Protein tyrosine kinases (PTKs1
) are key enzymes in cell signaling and play roles in a wide range of diseases including cancer (1
). Several PTKs, including Abl, are targeted clinically with therapeutic agents, and others are the subject of pharmaceutical development (3
). As members of the protein kinase superfamily, PTKs share conserved sequences and folds (2
), and yet they show distinct substrate selectivity (4
) and modes of regulation (6
). Evidence suggests that the mechanism of PTK-catalyzed phosphoryl transfer is dissociative, in which the bond to the leaving group ADP is largely broken prior to tyrosine phenol attack on the gamma phosphorus of ATP (7
). The alignment, orientation, and spacing of the tyrosine and ATP substrates by key active site residues are believed to be crucial in facilitating catalysis based on structural (8
), mutagenic (9
), and kinetic (10
The catalytic loop sequence, DLAARN, is conserved throughout the vast majority of the 90 human PTKs, but differs in the nine members of the Src family, which have the sequence DLRAAN () (2

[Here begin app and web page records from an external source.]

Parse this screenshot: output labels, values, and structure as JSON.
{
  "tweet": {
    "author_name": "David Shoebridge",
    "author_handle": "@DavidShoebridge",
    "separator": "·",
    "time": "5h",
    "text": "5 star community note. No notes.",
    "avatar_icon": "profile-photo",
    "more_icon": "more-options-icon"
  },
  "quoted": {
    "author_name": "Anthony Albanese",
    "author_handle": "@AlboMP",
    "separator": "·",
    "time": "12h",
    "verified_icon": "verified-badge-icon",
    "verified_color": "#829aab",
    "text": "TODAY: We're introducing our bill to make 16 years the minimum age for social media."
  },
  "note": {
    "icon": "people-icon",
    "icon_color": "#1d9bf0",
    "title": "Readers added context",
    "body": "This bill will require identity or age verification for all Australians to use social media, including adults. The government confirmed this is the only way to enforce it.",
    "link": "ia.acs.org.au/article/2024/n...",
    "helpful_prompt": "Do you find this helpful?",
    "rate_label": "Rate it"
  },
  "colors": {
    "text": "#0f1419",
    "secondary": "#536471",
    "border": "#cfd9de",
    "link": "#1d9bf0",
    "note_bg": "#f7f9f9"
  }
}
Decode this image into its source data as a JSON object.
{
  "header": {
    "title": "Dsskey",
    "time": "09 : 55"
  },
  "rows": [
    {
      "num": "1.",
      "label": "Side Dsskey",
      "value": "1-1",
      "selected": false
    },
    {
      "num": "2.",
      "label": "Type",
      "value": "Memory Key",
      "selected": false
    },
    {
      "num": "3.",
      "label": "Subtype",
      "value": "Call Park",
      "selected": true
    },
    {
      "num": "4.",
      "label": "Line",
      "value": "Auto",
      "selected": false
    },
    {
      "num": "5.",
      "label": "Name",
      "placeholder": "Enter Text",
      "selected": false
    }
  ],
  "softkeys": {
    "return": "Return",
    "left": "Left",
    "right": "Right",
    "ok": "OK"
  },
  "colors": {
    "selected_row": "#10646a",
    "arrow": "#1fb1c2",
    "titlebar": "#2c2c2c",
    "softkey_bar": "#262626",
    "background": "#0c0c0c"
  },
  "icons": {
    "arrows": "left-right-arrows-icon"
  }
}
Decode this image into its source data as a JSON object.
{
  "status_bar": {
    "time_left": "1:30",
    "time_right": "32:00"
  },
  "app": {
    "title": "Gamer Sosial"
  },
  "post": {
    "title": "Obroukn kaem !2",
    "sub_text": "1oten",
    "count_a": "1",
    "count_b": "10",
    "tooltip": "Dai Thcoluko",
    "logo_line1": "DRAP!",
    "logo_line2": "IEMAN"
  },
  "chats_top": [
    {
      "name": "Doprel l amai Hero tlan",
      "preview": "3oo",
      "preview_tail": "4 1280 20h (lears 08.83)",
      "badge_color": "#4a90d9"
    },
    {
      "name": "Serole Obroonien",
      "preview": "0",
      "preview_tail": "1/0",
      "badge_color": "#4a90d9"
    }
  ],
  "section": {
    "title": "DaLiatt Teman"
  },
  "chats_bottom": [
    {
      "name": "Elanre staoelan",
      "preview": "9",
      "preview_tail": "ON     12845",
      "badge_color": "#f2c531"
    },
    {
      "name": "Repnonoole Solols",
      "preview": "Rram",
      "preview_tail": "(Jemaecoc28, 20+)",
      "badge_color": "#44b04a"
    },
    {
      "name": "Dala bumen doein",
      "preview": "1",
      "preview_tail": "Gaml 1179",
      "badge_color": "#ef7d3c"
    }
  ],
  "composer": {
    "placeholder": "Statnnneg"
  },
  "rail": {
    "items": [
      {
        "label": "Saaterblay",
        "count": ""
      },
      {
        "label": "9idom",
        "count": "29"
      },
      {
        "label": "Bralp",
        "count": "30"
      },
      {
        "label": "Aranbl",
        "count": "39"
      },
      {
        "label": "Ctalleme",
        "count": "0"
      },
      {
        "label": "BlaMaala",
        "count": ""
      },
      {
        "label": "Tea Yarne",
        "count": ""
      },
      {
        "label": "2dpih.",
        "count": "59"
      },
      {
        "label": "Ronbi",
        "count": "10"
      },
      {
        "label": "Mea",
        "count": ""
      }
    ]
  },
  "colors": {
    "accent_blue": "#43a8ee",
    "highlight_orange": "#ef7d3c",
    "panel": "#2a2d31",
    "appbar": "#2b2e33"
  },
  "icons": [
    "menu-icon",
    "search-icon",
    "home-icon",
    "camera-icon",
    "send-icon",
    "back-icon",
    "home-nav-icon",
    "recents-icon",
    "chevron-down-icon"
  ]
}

). This relocation of the Arg from the D+4 position in most PTKs to the D+2 position in the Src family suggests an unusual functional plasticity. A crystal structure of an insulin receptor tyrosine kinase-bisubstrate analog complex is believed to capture the active conformation of the enzyme and reveals the orientation of the active site residues (8
). This structure shows that the side-chain of the catalytic loop Asp makes a hydrogen bond to the tyrosine hydroxyl and likely serves as the catalytic base. The catalytic loop Arg side-chain makes apparent hydrogen bonds to this Asp side-chain, as well as the substrate phenol oxygen. This triangle of hydrogen bonds () appears to provide a scaffold that aligns the reactants. It is assumed that the Src Arg residue, located in the non-canonical D+2 position, fulfills a similar role to that of the catalytic loop Arg in the D+4 position in non-Src PTKs.
Catalytic Loop of Selected Kinases
Mutagenic analysis of the catalytic loop Arg has been performed previously on PTK Csk (11
) and Src (12
). Mutation of the D+4 Arg in PTK Csk to Ala (R318A Csk) resulted in a dramatic kcat
drop of 3000-fold with relatively small (<10-fold) Km
changes. A Csk double mutant was prepared to mimic the Src-like catalytic loop (D+2 Arg Csk), and this mutant showed a 150-fold increased kinase activity compared with R318A Csk (11
). While still 20-fold less than wild type, the substantial kinase activity of D+2 Arg Csk mutant bolsters the argument for functional plasticity of the catalytic loop Arg residue.
In some cases, enzyme active site point mutants can be chemically rescued by small molecules that complement the deleted side-chains (13
). Indeed, chemical rescue of R318A Csk with a series of diamino compounds (guanidiniums, amidiniums, imidazoles) could restore substantial activity to this mutant (11
). Imidazole was the most efficient R318A Csk rescue agent, showed Km
= 20 mM, and stimulated kinase activity up to the level of D+2 Arg Csk. Related studies were carried out on Src, and it was shown that mutation of the D+2 Arg in Src to Ala (R388A Src) is 200-fold less active than wild type (12
). A Src double-mutant that mimics the canonical catalytic loop (D+4 Arg Src) was 2-fold more active than wild type. Imidazole rescued R388A Src to a level of 50% of wild type, with a Km
= 5 mM.
The ability to rescue R318A Csk and R388A Src to 5–50% of wild-type kcat
values with a non-toxic concentration of imidazole (< 50 mM) raised the interesting possibility that it might be feasible to complement these mutant tyrosine kinases in cells. Indeed, it was demonstrated that imidazole could restore Csk and Src functionality to mouse embryonic fibroblasts expressing replacement Arg → Ala mutant kinases (12
). Using this chemical rescue approach, new insights into the rapid signaling events have been obtained for Src and Csk (12
Although progress on the chemical rescue of mutant Src and Csk has been made, questions remain. Does the imidazole occupy an active site position mimicking the position of the catalytic loop Arg side-chain? Are Arg → Ala mutant PTKs beyond Src and Csk likely to show more efficient chemical rescue, like Src, or less efficient rescue, like Csk? Can alternative potent rescue combinations of kinase mutations and small molecules be identified? Is the imidazole interacting with the mutant kinase as the imidazolium or the neutral species? Here we use a combination of X-ray crystallography, and extended mutagenic and kinetic experiments on Abl and Src, to address these questions.